These are all players who have been scoring for fun all season and yet not one of them has managed anything near his best during Euro 2016. What is it about the international stage that messes with their prolific strike records? Here are four reasons that could go some way to explaining this Euro 2016 mystery.
Standard of teammates
The big guns at Euro 2016 all play for top clubs like Real Madrid and Bayern Munich, where they bask in the luxury of being surrounded by players of a similar standard. Internationally, however, you can't buy your players. You get what you're given. Yet this doesn't seem to be a problem for Gareth Bale.
Want it too much
For some players, an international medal is all that is missing from their trophy cabinet. When their last chance for glory goes begging, you see breakdowns in the manner of Lionel Messi after the Copa America final and those emotive tears of Gianluigi Buffon last night.
It's common knowledge that sometimes a desire for a medal can dominate your thoughts and affect your performance negatively rather than positively.
Players begin to think too much instead of relying on instinct and everything falls apart from there.
Linked to thinking too much is the players' mentality; the fear factor has been present in so many strikers this tournament, making them miss shots they would ordinarily have slotted home.
The expectation of the millions of people back home (thousands in Iceland's case) have made the players visibly shrink, instead of spurring them on to bring home the silverware.
It is the worst excuse going but has been tacked on half-heartedly by pundits to explain England and Spain's parallel demise. There is no winter break in the Premier League as there is with other European leagues, and many of Spain's players were still in cup competitions right through to the end of May.
For professionals though, it seems no excuse at all. They still work fewer weeks a year than in your average job.

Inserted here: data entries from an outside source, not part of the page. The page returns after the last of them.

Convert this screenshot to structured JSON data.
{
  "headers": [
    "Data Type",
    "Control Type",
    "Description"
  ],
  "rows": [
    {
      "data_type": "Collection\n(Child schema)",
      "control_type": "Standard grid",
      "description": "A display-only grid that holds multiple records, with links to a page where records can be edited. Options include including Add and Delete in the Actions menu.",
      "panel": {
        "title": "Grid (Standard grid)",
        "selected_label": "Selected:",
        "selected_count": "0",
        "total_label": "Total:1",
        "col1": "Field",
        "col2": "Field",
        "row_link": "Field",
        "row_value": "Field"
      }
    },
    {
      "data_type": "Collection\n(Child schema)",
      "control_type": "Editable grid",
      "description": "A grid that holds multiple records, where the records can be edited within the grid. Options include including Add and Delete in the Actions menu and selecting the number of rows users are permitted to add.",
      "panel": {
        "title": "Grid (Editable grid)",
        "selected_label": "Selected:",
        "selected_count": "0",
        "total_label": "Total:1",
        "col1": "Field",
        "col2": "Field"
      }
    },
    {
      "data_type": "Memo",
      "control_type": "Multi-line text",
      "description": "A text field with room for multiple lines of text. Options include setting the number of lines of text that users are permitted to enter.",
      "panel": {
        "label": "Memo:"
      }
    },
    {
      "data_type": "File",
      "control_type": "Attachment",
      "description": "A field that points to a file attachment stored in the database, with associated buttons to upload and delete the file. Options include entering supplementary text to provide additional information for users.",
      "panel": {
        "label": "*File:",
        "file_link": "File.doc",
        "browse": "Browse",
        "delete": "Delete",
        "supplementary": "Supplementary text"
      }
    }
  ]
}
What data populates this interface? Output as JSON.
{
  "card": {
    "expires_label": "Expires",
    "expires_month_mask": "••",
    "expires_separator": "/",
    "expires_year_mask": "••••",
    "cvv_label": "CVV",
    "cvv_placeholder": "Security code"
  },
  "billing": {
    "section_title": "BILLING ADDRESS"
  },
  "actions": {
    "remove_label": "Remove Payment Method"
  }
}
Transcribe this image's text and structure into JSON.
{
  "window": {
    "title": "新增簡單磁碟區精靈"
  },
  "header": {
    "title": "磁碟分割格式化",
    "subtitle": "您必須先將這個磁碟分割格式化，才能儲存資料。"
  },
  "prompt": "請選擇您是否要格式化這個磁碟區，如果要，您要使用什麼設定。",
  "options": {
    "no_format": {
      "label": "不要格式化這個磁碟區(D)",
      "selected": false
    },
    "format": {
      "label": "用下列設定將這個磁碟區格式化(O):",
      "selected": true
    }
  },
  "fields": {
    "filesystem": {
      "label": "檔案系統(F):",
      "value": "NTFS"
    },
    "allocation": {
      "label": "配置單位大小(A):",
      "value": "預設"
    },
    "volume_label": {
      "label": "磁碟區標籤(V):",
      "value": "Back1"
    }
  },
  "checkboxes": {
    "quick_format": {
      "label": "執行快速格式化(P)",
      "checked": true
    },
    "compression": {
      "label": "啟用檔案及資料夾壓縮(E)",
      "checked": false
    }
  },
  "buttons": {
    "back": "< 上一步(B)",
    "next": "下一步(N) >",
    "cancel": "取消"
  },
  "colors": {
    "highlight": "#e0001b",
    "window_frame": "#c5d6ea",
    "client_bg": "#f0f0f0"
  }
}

As the heat is turned up now Ronaldo, Bale and Muller are all through to the semi-finals, we'll begin to see whether or not they can handle the pressure. If it goes down to penalties in the final, this trophy really could belong to anyone.